> TASK DESCRIPTION
Give back the data below word for word. Any image in it should be left out.

(Stored items from a collection)

##########

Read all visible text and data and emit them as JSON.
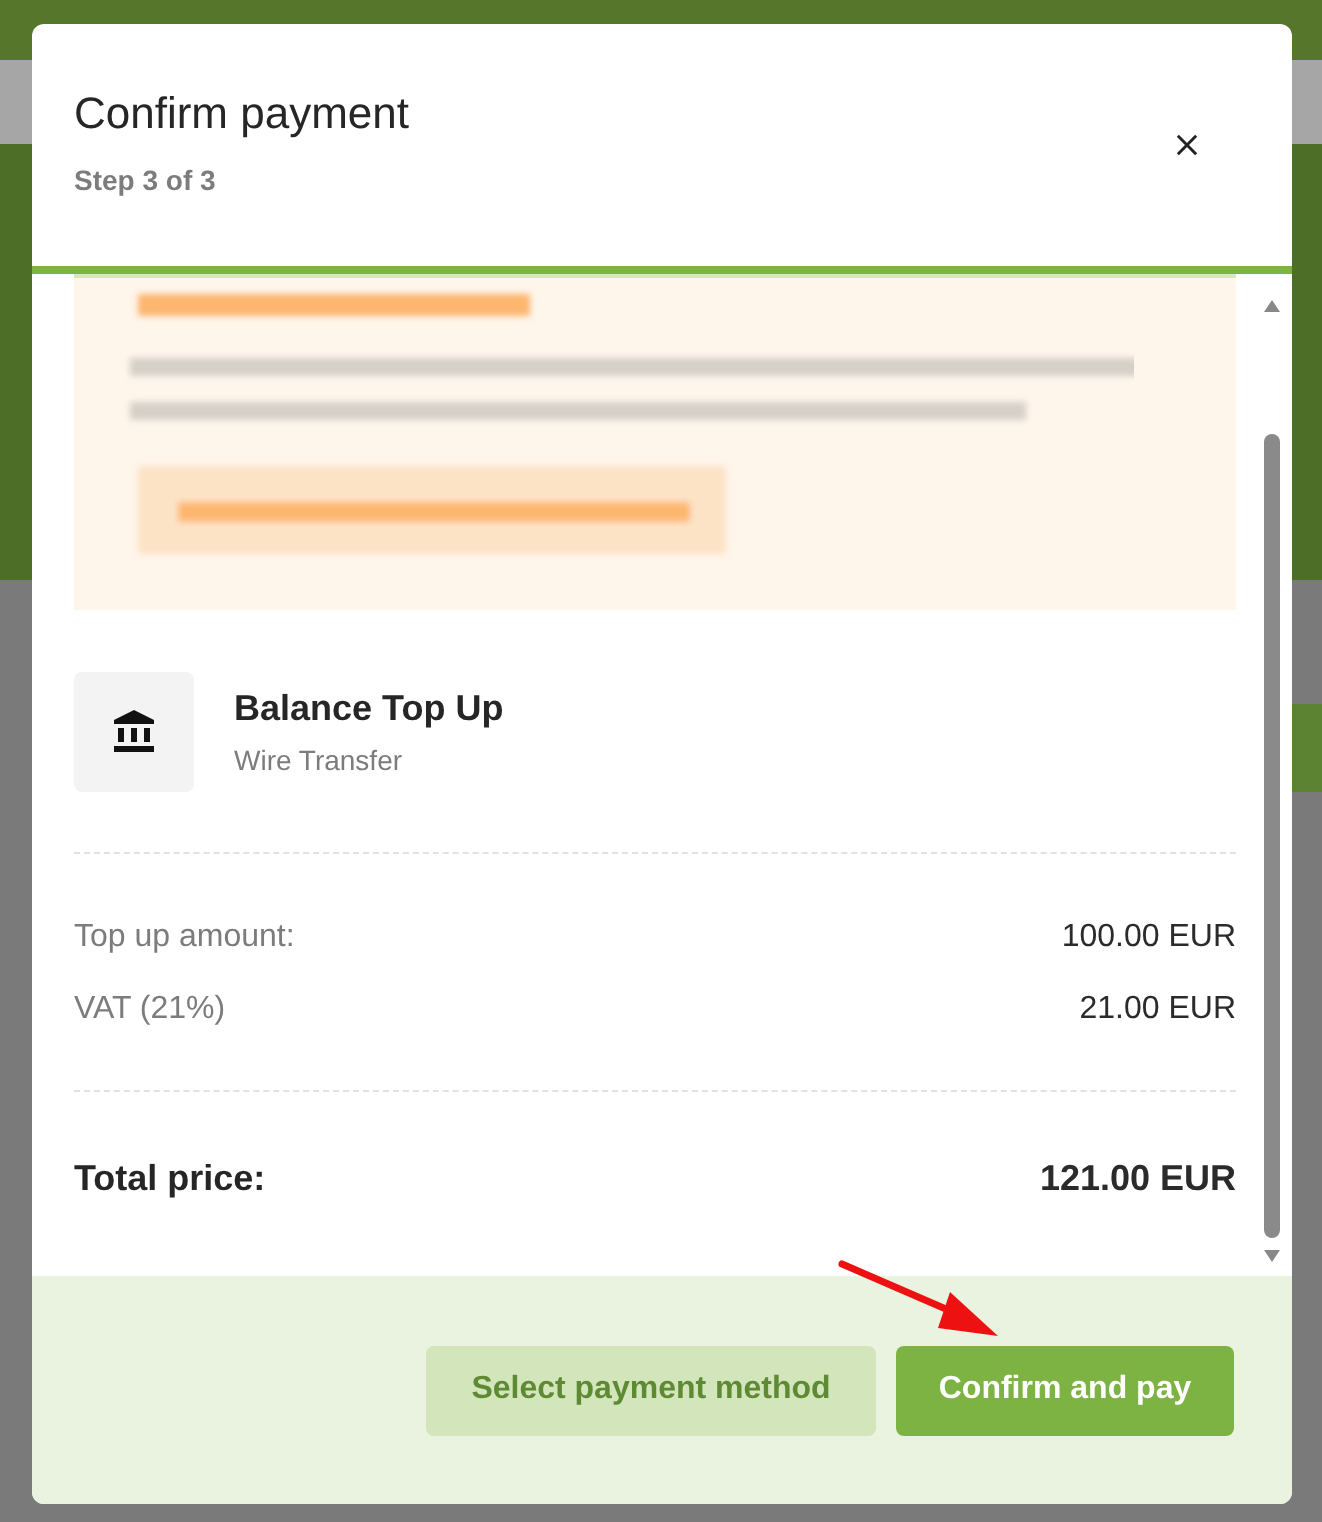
{
  "modal": {
    "title": "Confirm payment",
    "subtitle": "Step 3 of 3"
  },
  "item": {
    "title": "Balance Top Up",
    "subtitle": "Wire Transfer"
  },
  "lines": [
    {
      "label": "Top up amount:",
      "value": "100.00 EUR",
      "kind": "line"
    },
    {
      "label": "VAT (21%)",
      "value": "21.00 EUR",
      "kind": "line"
    },
    {
      "label": "Total price:",
      "value": "121.00 EUR",
      "kind": "total"
    }
  ],
  "buttons": [
    {
      "label": "Select payment method",
      "kind": "secondary"
    },
    {
      "label": "Confirm and pay",
      "kind": "primary"
    }
  ]
}
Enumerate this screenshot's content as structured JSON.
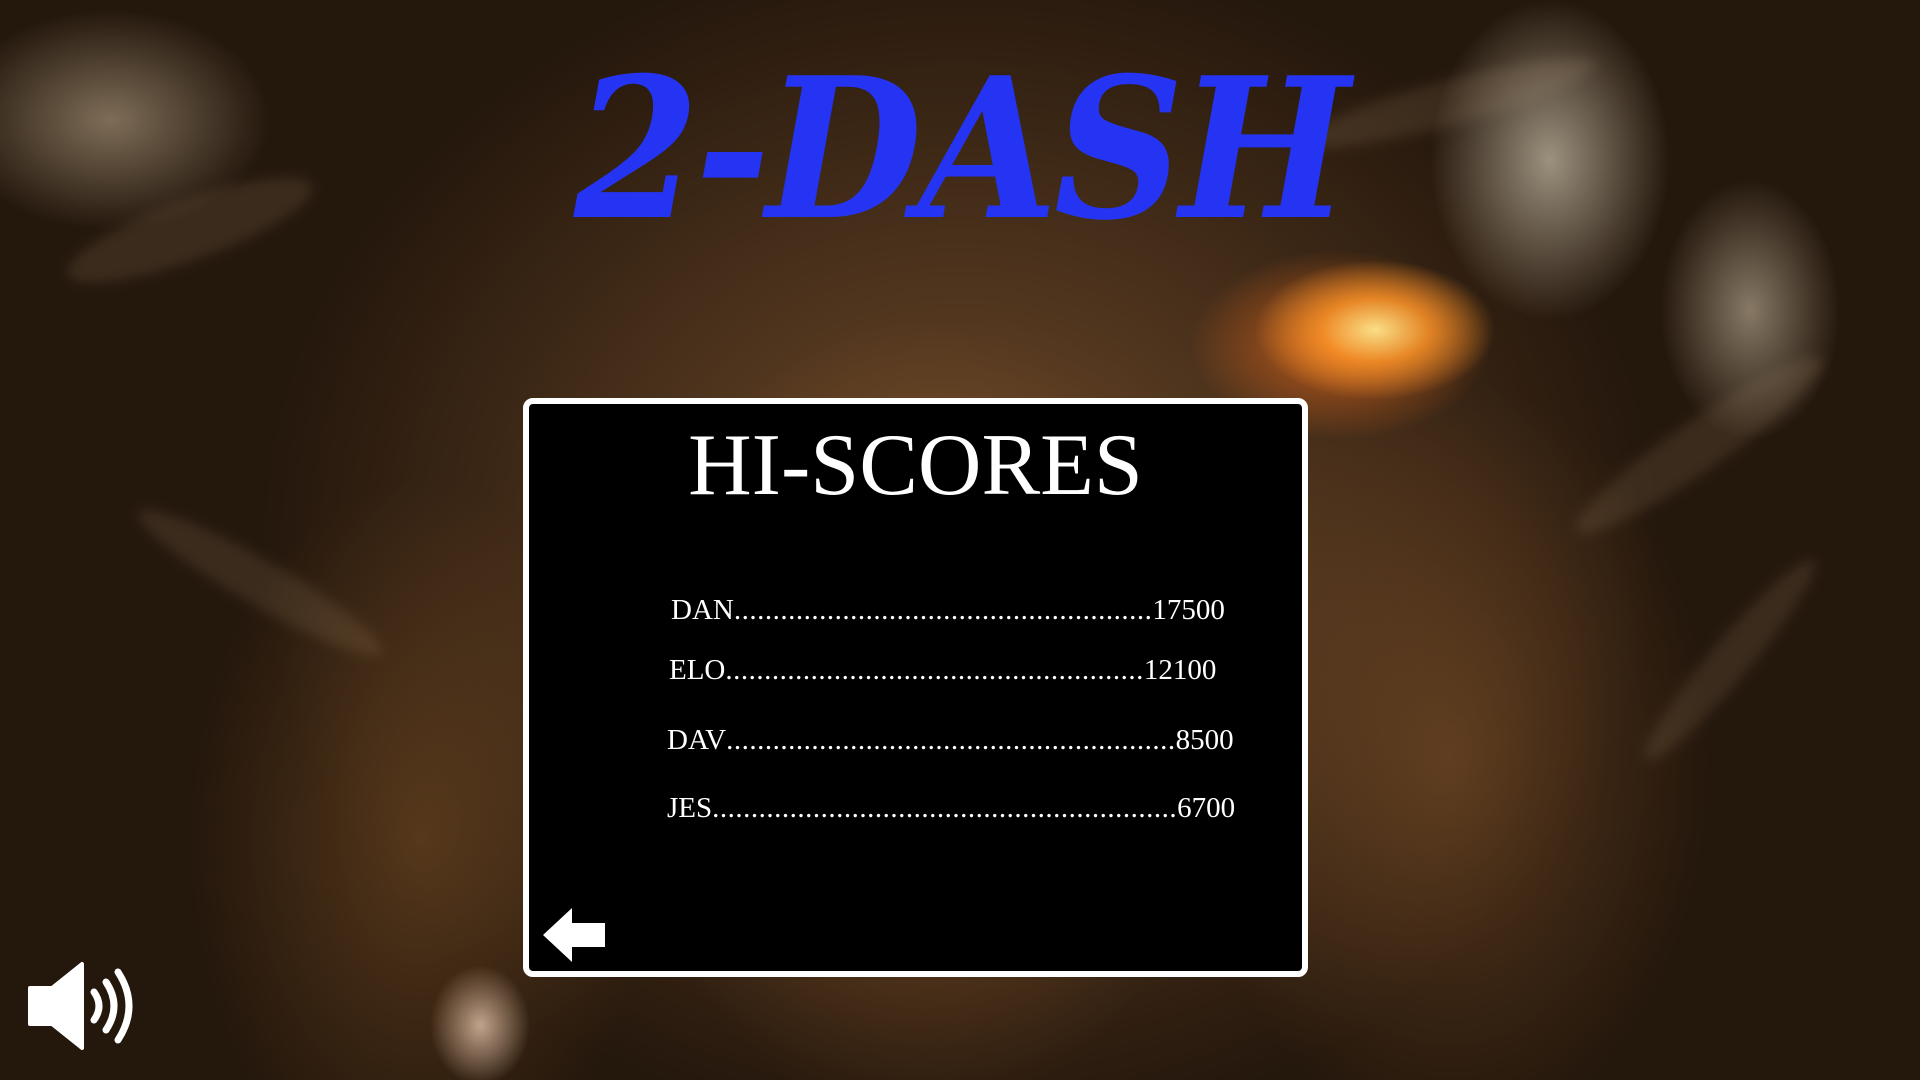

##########

> RESPONSE BOX
Read all visible text and data and emit them as JSON.
{
  "modal": {
    "title": "Confirm payment",
    "subtitle": "Step 3 of 3"
  },
  "item": {
    "title": "Balance Top Up",
    "subtitle": "Wire Transfer"
  },
  "lines": [
    {
      "label": "Top up amount:",
      "value": "100.00 EUR",
      "kind": "line"
    },
    {
      "label": "VAT (21%)",
      "value": "21.00 EUR",
      "kind": "line"
    },
    {
      "label": "Total price:",
      "value": "121.00 EUR",
      "kind": "total"
    }
  ],
  "buttons": [
    {
      "label": "Select payment method",
      "kind": "secondary"
    },
    {
      "label": "Confirm and pay",
      "kind": "primary"
    }
  ]
}
Enumerate this screenshot's content as structured JSON.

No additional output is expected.